(WHAT YOU ARE ASKED TO DO) Could you please reproduce every record below exactly, leaving out the pictures?

STORED DATA section start

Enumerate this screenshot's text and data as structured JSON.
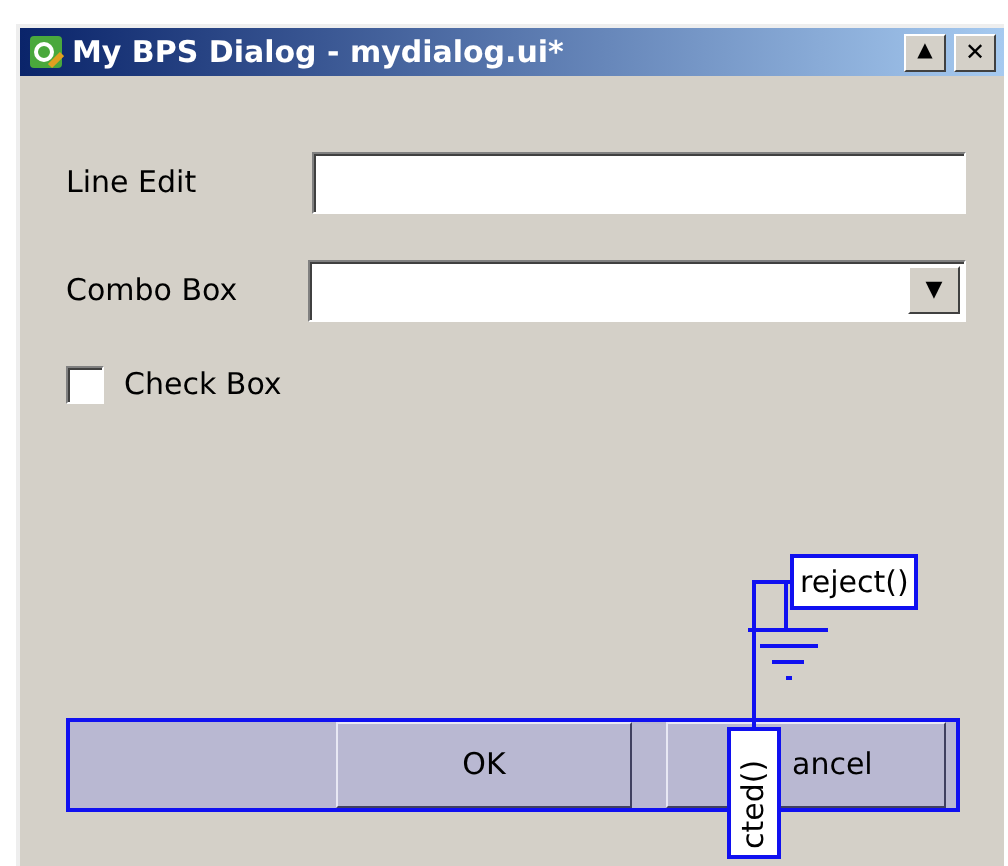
{
  "window": {
    "title": "My BPS Dialog - mydialog.ui*",
    "controls": [
      {
        "kind": "maximize",
        "label": "▲"
      },
      {
        "kind": "close",
        "label": "✕"
      }
    ]
  },
  "form": [
    {
      "kind": "line_edit",
      "label": "Line Edit"
    },
    {
      "kind": "combo",
      "label": "Combo Box",
      "arrow": "▼"
    },
    {
      "kind": "checkbox",
      "label": "Check Box",
      "checked": false
    }
  ],
  "buttons": [
    {
      "label": "OK"
    },
    {
      "label": "ancel"
    }
  ],
  "connection": {
    "signal": "cted()",
    "slot": "reject()"
  }
}
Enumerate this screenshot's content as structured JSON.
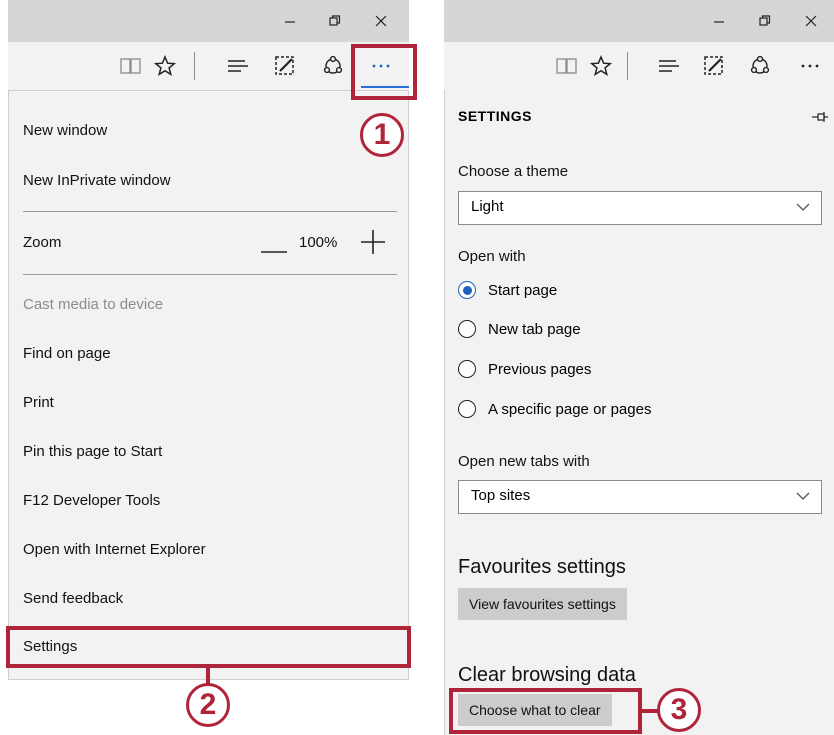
{
  "left": {
    "menu_items": {
      "new_window": "New window",
      "new_inprivate": "New InPrivate window",
      "zoom_label": "Zoom",
      "zoom_value": "100%",
      "cast": "Cast media to device",
      "find": "Find on page",
      "print": "Print",
      "pin": "Pin this page to Start",
      "devtools": "F12 Developer Tools",
      "open_ie": "Open with Internet Explorer",
      "feedback": "Send feedback",
      "settings": "Settings"
    }
  },
  "right": {
    "settings": {
      "title": "SETTINGS",
      "choose_theme_label": "Choose a theme",
      "theme_value": "Light",
      "open_with_label": "Open with",
      "open_with_options": [
        "Start page",
        "New tab page",
        "Previous pages",
        "A specific page or pages"
      ],
      "open_with_selected": "Start page",
      "new_tabs_label": "Open new tabs with",
      "new_tabs_value": "Top sites",
      "favourites_heading": "Favourites settings",
      "favourites_button": "View favourites settings",
      "clear_heading": "Clear browsing data",
      "clear_button": "Choose what to clear"
    }
  },
  "annotations": {
    "step1": "1",
    "step2": "2",
    "step3": "3",
    "color": "#b0243a"
  },
  "colors": {
    "accent": "#1f5fbf",
    "titlebar": "#d6d6d6",
    "panel_bg": "#f2f2f2",
    "button_bg": "#cccccc"
  }
}
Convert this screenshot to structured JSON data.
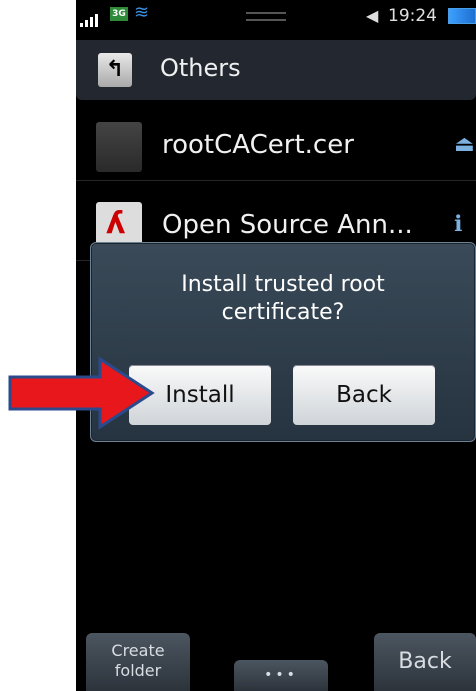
{
  "status_bar": {
    "network": "3G",
    "time": "19:24"
  },
  "folder": {
    "title": "Others",
    "up_icon": "up-arrow-icon"
  },
  "files": [
    {
      "name": "rootCACert.cer",
      "icon": "file-icon",
      "action_icon": "install-icon"
    },
    {
      "name": "Open Source Ann...",
      "icon": "pdf-icon",
      "action_icon": "info-icon"
    }
  ],
  "dialog": {
    "message_line1": "Install trusted root",
    "message_line2": "certificate?",
    "install_label": "Install",
    "back_label": "Back"
  },
  "bottom_bar": {
    "create_folder_line1": "Create",
    "create_folder_line2": "folder",
    "more_label": "•••",
    "back_label": "Back"
  },
  "annotation": {
    "arrow_color": "#e8171b",
    "arrow_outline": "#2b4a8c"
  }
}
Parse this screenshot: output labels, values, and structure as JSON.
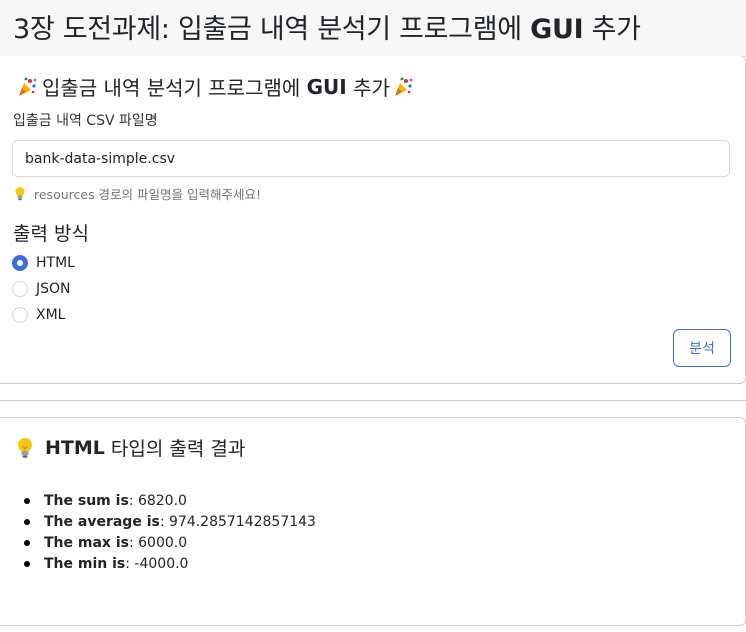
{
  "page": {
    "title_prefix": "3장 도전과제: 입출금 내역 분석기 프로그램에",
    "title_bold": "GUI",
    "title_suffix": "추가"
  },
  "form_card": {
    "title_prefix": "입출금 내역 분석기 프로그램에",
    "title_bold": "GUI",
    "title_suffix": "추가",
    "title_icon": "party-popper-icon",
    "file_label": "입출금 내역 CSV 파일명",
    "file_value": "bank-data-simple.csv",
    "hint_icon": "lightbulb-icon",
    "hint": "resources 경로의 파일명을 입력해주세요!",
    "output_label": "출력 방식",
    "options": [
      {
        "label": "HTML",
        "checked": true
      },
      {
        "label": "JSON",
        "checked": false
      },
      {
        "label": "XML",
        "checked": false
      }
    ],
    "analyze_button": "분석",
    "accent_color": "#3d6fd9"
  },
  "result_card": {
    "title_icon": "lightbulb-icon",
    "title_bold": "HTML",
    "title_rest": "타입의 출력 결과",
    "items": [
      {
        "label": "The sum is",
        "value": "6820.0"
      },
      {
        "label": "The average is",
        "value": "974.2857142857143"
      },
      {
        "label": "The max is",
        "value": "6000.0"
      },
      {
        "label": "The min is",
        "value": "-4000.0"
      }
    ]
  }
}
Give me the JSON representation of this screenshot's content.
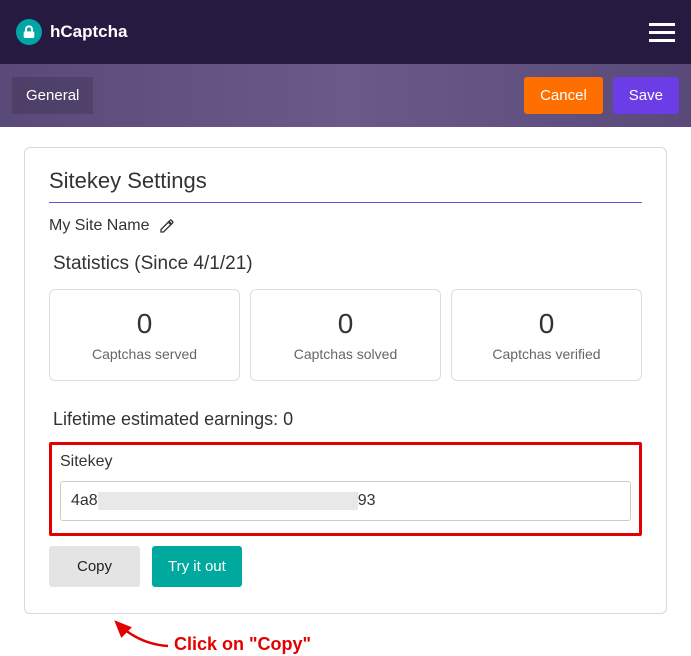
{
  "header": {
    "brand": "hCaptcha"
  },
  "subbar": {
    "tab_general": "General",
    "cancel": "Cancel",
    "save": "Save"
  },
  "page": {
    "title": "Sitekey Settings",
    "site_name": "My Site Name",
    "stats_title": "Statistics (Since 4/1/21)",
    "stats": [
      {
        "value": "0",
        "label": "Captchas served"
      },
      {
        "value": "0",
        "label": "Captchas solved"
      },
      {
        "value": "0",
        "label": "Captchas verified"
      }
    ],
    "earnings_label": "Lifetime estimated earnings: ",
    "earnings_value": "0",
    "sitekey_label": "Sitekey",
    "sitekey_prefix": "4a8",
    "sitekey_suffix": "93",
    "copy": "Copy",
    "try": "Try it out"
  },
  "annotation": {
    "text": "Click on \"Copy\""
  }
}
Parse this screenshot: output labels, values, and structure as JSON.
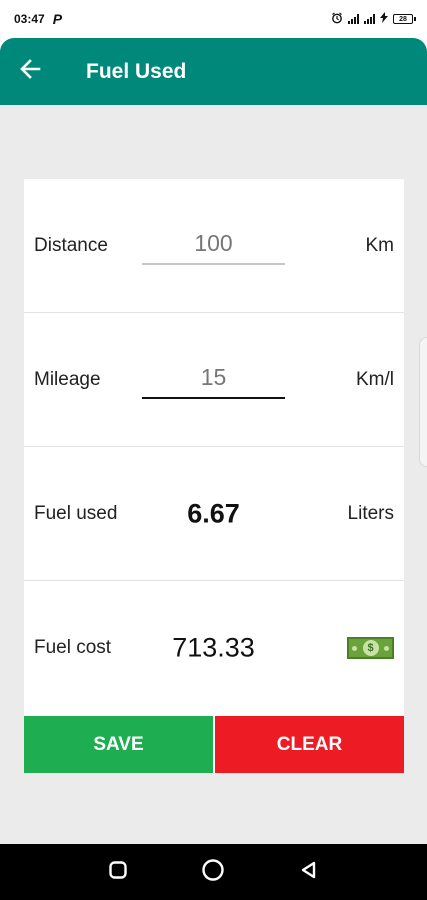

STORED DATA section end

(EXERCISE SOLUTION)
Enumerate this screenshot's text and data as structured JSON.
{
  "window": {
    "title": "My BPS Dialog - mydialog.ui*",
    "controls": [
      {
        "kind": "maximize",
        "label": "▲"
      },
      {
        "kind": "close",
        "label": "✕"
      }
    ]
  },
  "form": [
    {
      "kind": "line_edit",
      "label": "Line Edit"
    },
    {
      "kind": "combo",
      "label": "Combo Box",
      "arrow": "▼"
    },
    {
      "kind": "checkbox",
      "label": "Check Box",
      "checked": false
    }
  ],
  "buttons": [
    {
      "label": "OK"
    },
    {
      "label": "ancel"
    }
  ],
  "connection": {
    "signal": "cted()",
    "slot": "reject()"
  }
}
Enumerate this screenshot's content as structured JSON.
{
  "left": {
    "menu_items": {
      "new_window": "New window",
      "new_inprivate": "New InPrivate window",
      "zoom_label": "Zoom",
      "zoom_value": "100%",
      "cast": "Cast media to device",
      "find": "Find on page",
      "print": "Print",
      "pin": "Pin this page to Start",
      "devtools": "F12 Developer Tools",
      "open_ie": "Open with Internet Explorer",
      "feedback": "Send feedback",
      "settings": "Settings"
    }
  },
  "right": {
    "settings": {
      "title": "SETTINGS",
      "choose_theme_label": "Choose a theme",
      "theme_value": "Light",
      "open_with_label": "Open with",
      "open_with_options": [
        "Start page",
        "New tab page",
        "Previous pages",
        "A specific page or pages"
      ],
      "open_with_selected": "Start page",
      "new_tabs_label": "Open new tabs with",
      "new_tabs_value": "Top sites",
      "favourites_heading": "Favourites settings",
      "favourites_button": "View favourites settings",
      "clear_heading": "Clear browsing data",
      "clear_button": "Choose what to clear"
    }
  },
  "annotations": {
    "step1": "1",
    "step2": "2",
    "step3": "3",
    "color": "#b0243a"
  },
  "colors": {
    "accent": "#1f5fbf",
    "titlebar": "#d6d6d6",
    "panel_bg": "#f2f2f2",
    "button_bg": "#cccccc"
  }
}
Convert this screenshot to structured JSON data.
{
  "status_bar": {
    "network": "3G",
    "time": "19:24"
  },
  "folder": {
    "title": "Others",
    "up_icon": "up-arrow-icon"
  },
  "files": [
    {
      "name": "rootCACert.cer",
      "icon": "file-icon",
      "action_icon": "install-icon"
    },
    {
      "name": "Open Source Ann...",
      "icon": "pdf-icon",
      "action_icon": "info-icon"
    }
  ],
  "dialog": {
    "message_line1": "Install trusted root",
    "message_line2": "certificate?",
    "install_label": "Install",
    "back_label": "Back"
  },
  "bottom_bar": {
    "create_folder_line1": "Create",
    "create_folder_line2": "folder",
    "more_label": "•••",
    "back_label": "Back"
  },
  "annotation": {
    "arrow_color": "#e8171b",
    "arrow_outline": "#2b4a8c"
  }
}
Parse this screenshot: output labels, values, and structure as JSON.
{
  "page": {
    "title_prefix": "3장 도전과제: 입출금 내역 분석기 프로그램에",
    "title_bold": "GUI",
    "title_suffix": "추가"
  },
  "form_card": {
    "title_prefix": "입출금 내역 분석기 프로그램에",
    "title_bold": "GUI",
    "title_suffix": "추가",
    "title_icon": "party-popper-icon",
    "file_label": "입출금 내역 CSV 파일명",
    "file_value": "bank-data-simple.csv",
    "hint_icon": "lightbulb-icon",
    "hint": "resources 경로의 파일명을 입력해주세요!",
    "output_label": "출력 방식",
    "options": [
      {
        "label": "HTML",
        "checked": true
      },
      {
        "label": "JSON",
        "checked": false
      },
      {
        "label": "XML",
        "checked": false
      }
    ],
    "analyze_button": "분석",
    "accent_color": "#3d6fd9"
  },
  "result_card": {
    "title_icon": "lightbulb-icon",
    "title_bold": "HTML",
    "title_rest": "타입의 출력 결과",
    "items": [
      {
        "label": "The sum is",
        "value": "6820.0"
      },
      {
        "label": "The average is",
        "value": "974.2857142857143"
      },
      {
        "label": "The max is",
        "value": "6000.0"
      },
      {
        "label": "The min is",
        "value": "-4000.0"
      }
    ]
  }
}
Give me the JSON representation of this screenshot's content.
{
  "header": {
    "brand": "hCaptcha"
  },
  "subbar": {
    "tab_general": "General",
    "cancel": "Cancel",
    "save": "Save"
  },
  "page": {
    "title": "Sitekey Settings",
    "site_name": "My Site Name",
    "stats_title": "Statistics (Since 4/1/21)",
    "stats": [
      {
        "value": "0",
        "label": "Captchas served"
      },
      {
        "value": "0",
        "label": "Captchas solved"
      },
      {
        "value": "0",
        "label": "Captchas verified"
      }
    ],
    "earnings_label": "Lifetime estimated earnings: ",
    "earnings_value": "0",
    "sitekey_label": "Sitekey",
    "sitekey_prefix": "4a8",
    "sitekey_suffix": "93",
    "copy": "Copy",
    "try": "Try it out"
  },
  "annotation": {
    "text": "Click on \"Copy\""
  }
}
Parse this screenshot: output labels, values, and structure as JSON.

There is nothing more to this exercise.